In 1942 Mike Masaoka, the JACL leader, announced, “The National JACL stands unalterably opposed to test cases to determine the constitutionality of the military regulations at this time. We have reached this decision unanimously after examining all the facts in light of our national policy of ‘the greatest good for the greatest number.'” [read the full original document online at PBS.org — ed.]  No mention is made of the resisters’ heroic stand against the camps and JACL stand against the resistance and their support of the camps as places where the Japanese Americans could “re-earn their citizenship.” In the words of their leader, Mike Masaoka, “Moreover, no group of Americans ever had their liberties handed to them on a silver platter. They had to work, to sacrifice, to suffer for them. And, because of that work, that sacrifice, that suffering, citizenship means more to them today than ever before.”

Norman Mineta had his brother-in-law’s words emblazoned on the Monument to the Nisei of WWII in Washington. Not those words, but heavily edited words that thank the government for the camps. The JACL has never repudiated Mike Masaoka’s stand against Japanese American civil rights and has never repudiated their stand in favor of the camps and the racist policies against the Japanese Americans. They are obviously the same organization they were in 1942.  They still aspire to lure their people longing to secure their civil rights, into their web, where they will betray them.

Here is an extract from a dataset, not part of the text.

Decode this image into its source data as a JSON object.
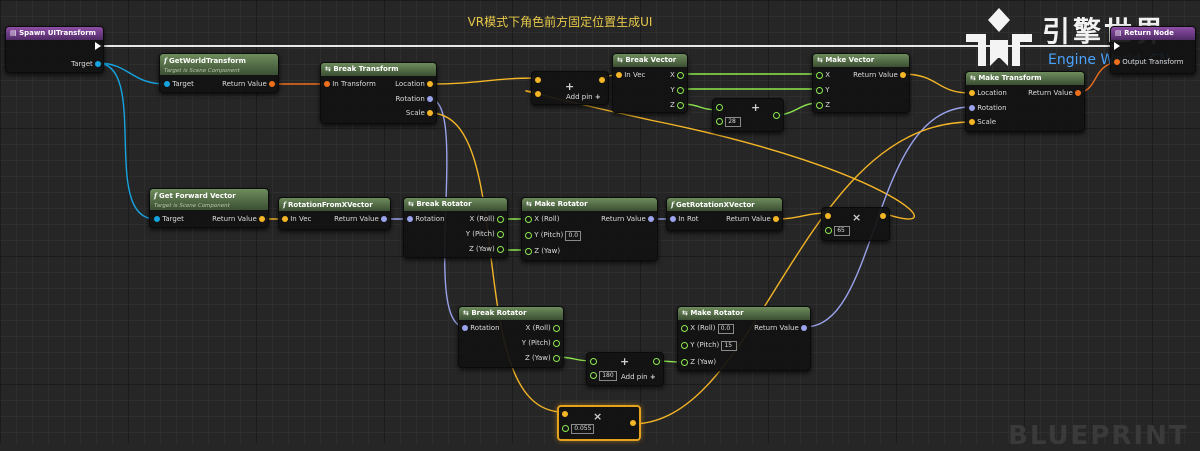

The JACL’s objections to the government’s current flirtations with racism is a rip off of the resisters stand during camp, in a bid to prove themselves a civil rights organization. But they were not a civil rights organization, they were a government agent in a civil rights disguise. And they still are.

Of course they can change. Simply admit Mike Masaoka was a government shill and repudiate him. Dump their policies of 1942 to 2002. Change their name.

Merry Xmas. — Frank Chin

To talk back, use our message board on the Internet Movie Database. Want to read more like this? He’s not for everyone, but Chin’s new book on the Heart Mountain resisters and what he likes to call the JACL betrayal of Japanese America has just been published and is now on sale online through Amazon.com. It’s a thick book, 432 pages, and draws from interviews conducted for Conscience and the Constitution and much other work. Send your comments if you’ve read it.